Search the guitar for a serial number. Look behind the headstock and on the base of the neck. If there is a four-digit serial number, which the vast majority of Silvertone instruments have, you can use it to find the guitar's age.
Remove the guitar's neck if you cannot find the serial number anywhere else. Most vintage Silvertone guitars have the serial number stamped on the neck pocket, which is the piece of the neck that hugs the body of the guitar. Remove the strings and unscrew the screws at the base of the neck. Carefully separate the neck from the body of the guitar. Look for the serial number in the neck pocket.
Read the serial number. The first two digits indicate what week of the year the guitar was made, and the last two digits indicate the year the instrument was made.

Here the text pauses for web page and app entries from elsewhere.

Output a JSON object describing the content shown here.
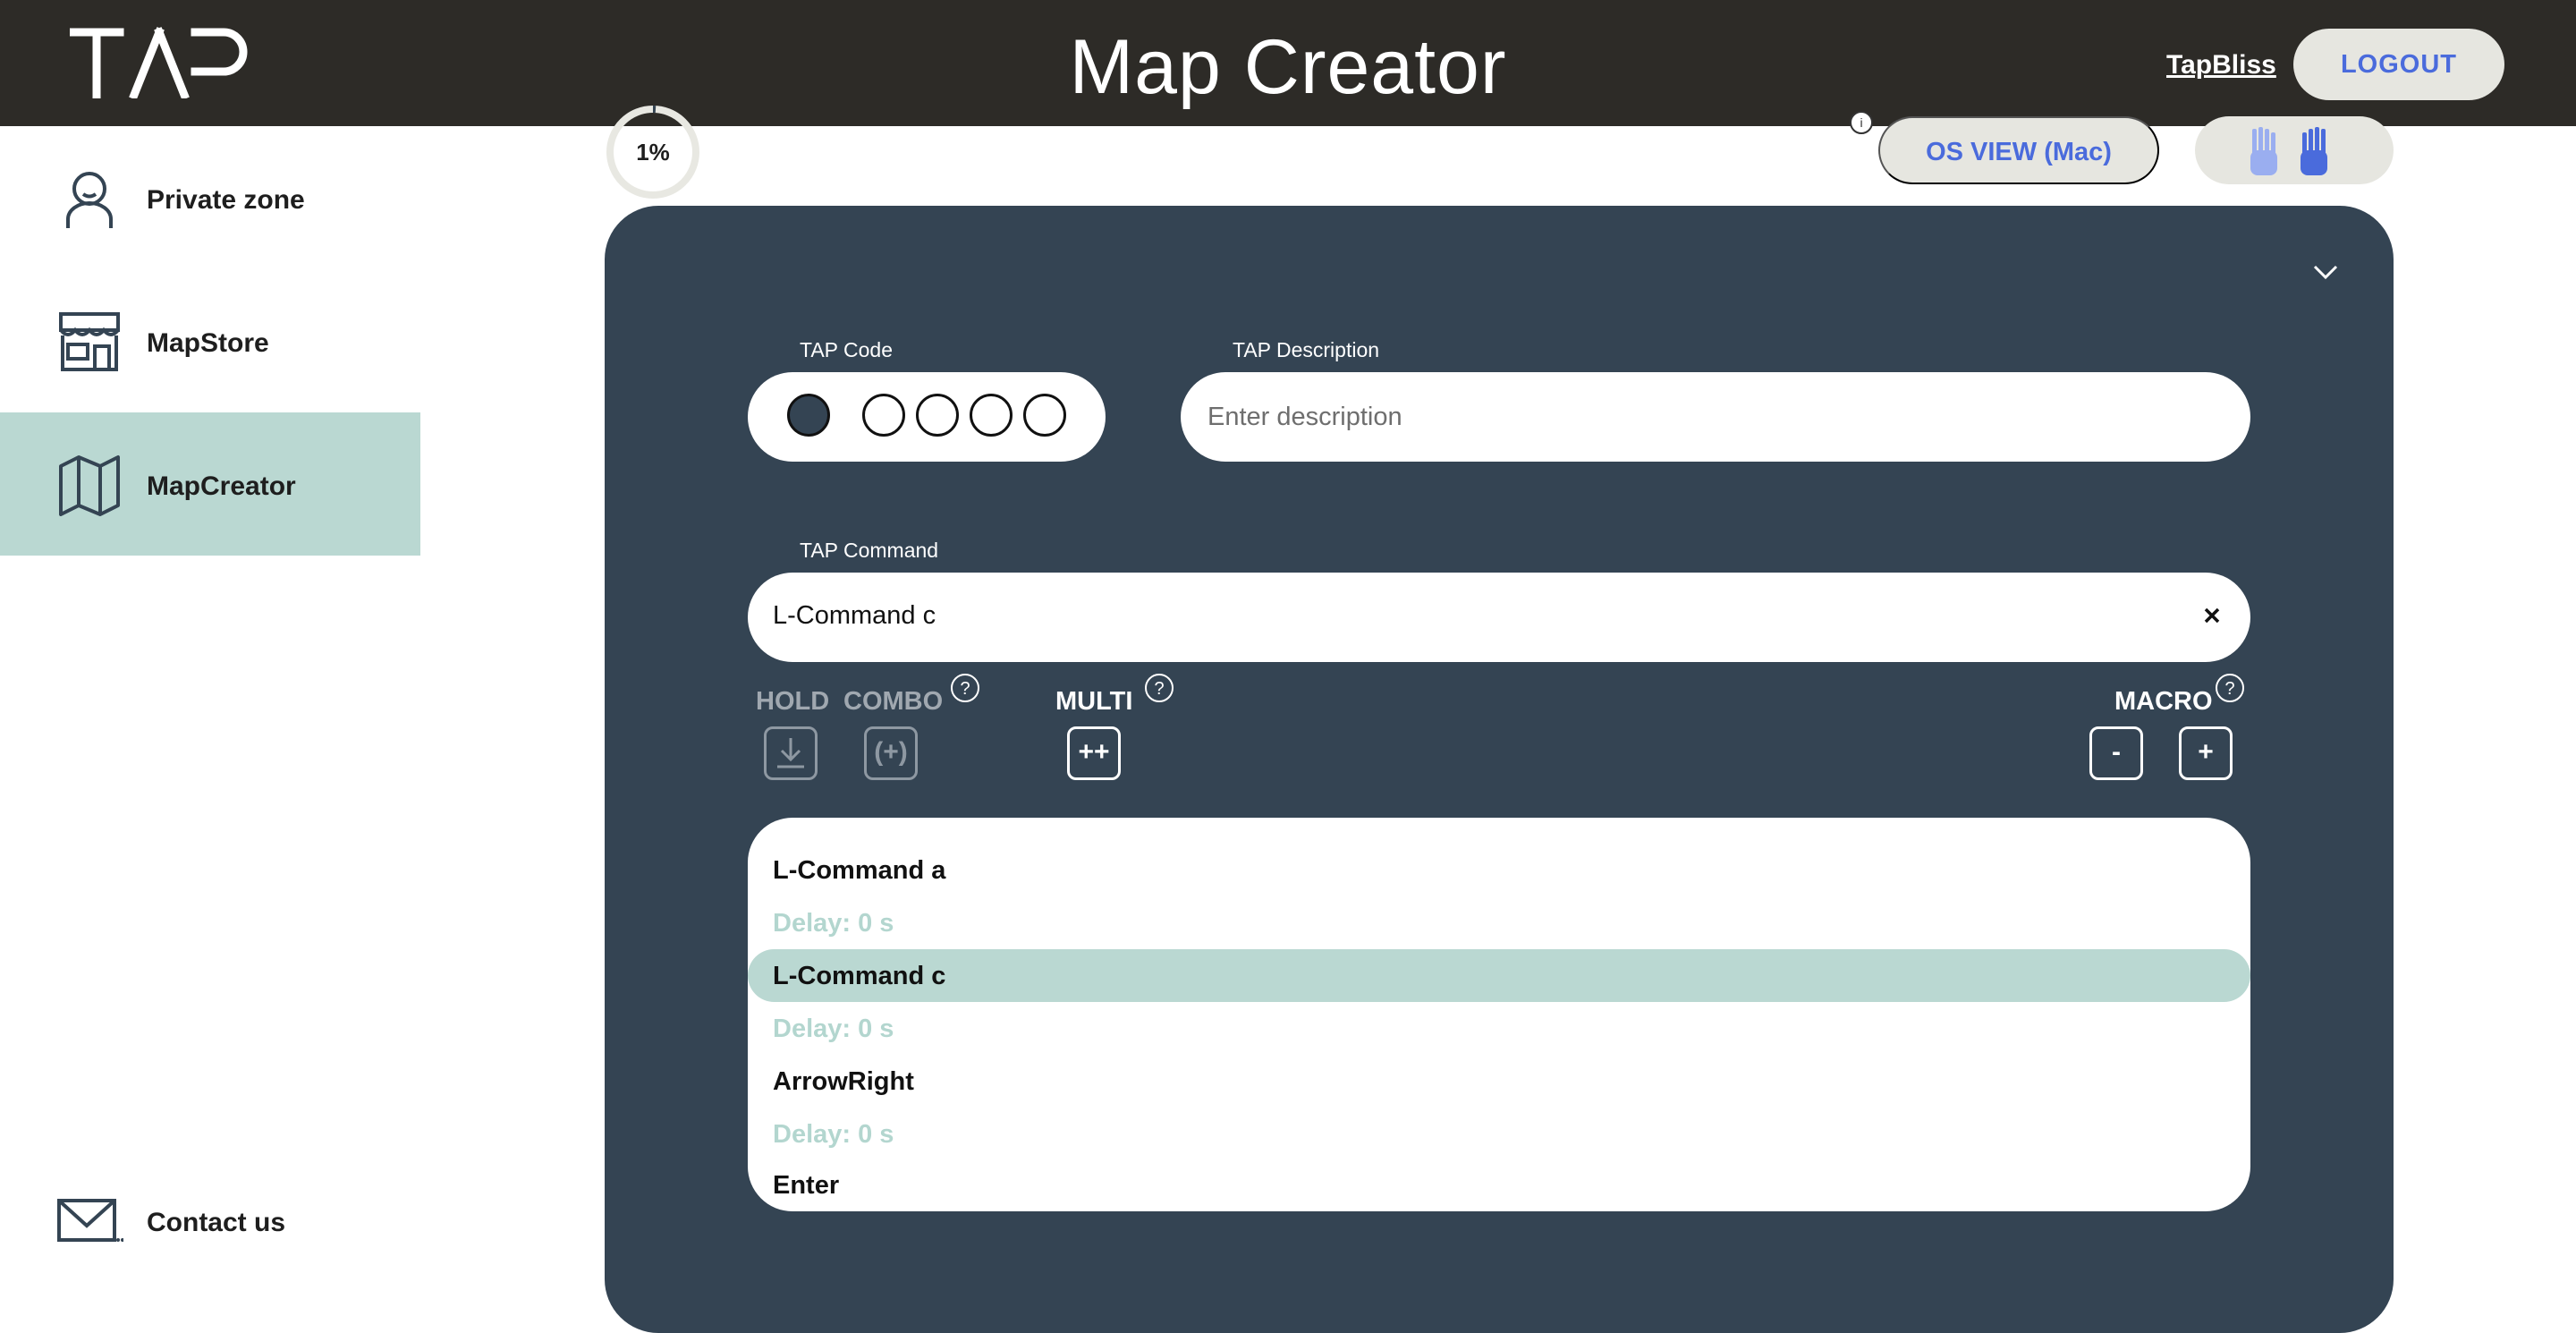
{
  "header": {
    "logo_text": "TAP",
    "title": "Map Creator",
    "user_name": "TapBliss",
    "logout_label": "LOGOUT"
  },
  "sidebar": {
    "items": [
      {
        "label": "Private zone",
        "icon": "user-icon"
      },
      {
        "label": "MapStore",
        "icon": "store-icon"
      },
      {
        "label": "MapCreator",
        "icon": "map-icon",
        "active": true
      }
    ],
    "contact": {
      "label": "Contact us",
      "icon": "mail-icon"
    }
  },
  "toolbar": {
    "progress": "1%",
    "os_view_label": "OS VIEW (Mac)",
    "hands_icon": "hands-icon"
  },
  "editor": {
    "tap_code_label": "TAP Code",
    "tap_code_dots": [
      true,
      false,
      false,
      false,
      false
    ],
    "tap_description_label": "TAP Description",
    "tap_description_placeholder": "Enter description",
    "tap_command_label": "TAP Command",
    "tap_command_value": "L-Command c",
    "options": {
      "hold_label": "HOLD",
      "combo_label": "COMBO",
      "multi_label": "MULTI",
      "macro_label": "MACRO",
      "combo_button": "(+)",
      "multi_button": "++",
      "macro_minus": "-",
      "macro_plus": "+"
    },
    "macro_steps": [
      {
        "text": "L-Command a",
        "type": "key"
      },
      {
        "text": "Delay: 0 s",
        "type": "delay"
      },
      {
        "text": "L-Command c",
        "type": "key",
        "selected": true
      },
      {
        "text": "Delay: 0 s",
        "type": "delay"
      },
      {
        "text": "ArrowRight",
        "type": "key"
      },
      {
        "text": "Delay: 0 s",
        "type": "delay"
      },
      {
        "text": "Enter",
        "type": "key"
      }
    ]
  },
  "colors": {
    "header_bg": "#2d2b27",
    "panel_bg": "#344453",
    "accent_teal": "#bad8d2",
    "button_text_blue": "#4a6bdc",
    "pill_bg": "#e6e6e0"
  }
}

Take the guitar to a guitar shop, preferably one that sells vintage guitars, and inquire about dating the instrument if you can't find a serial number.
A small number of Silvertone guitars have the necks glued to the body of the guitar. Glued-on necks must be removed with heat, usually steam. Do not attempt to remove a glued neck unless you have significant experience doing so. It is extremely easy to damage the instrument if not experienced. A few Silvertone guitars have a three-digit serial number in which the first number is the last digit of the year, and the last two digits indicate the week.
- Guitare Ã©lectrique image by Jerome Dancette from Fotolia.com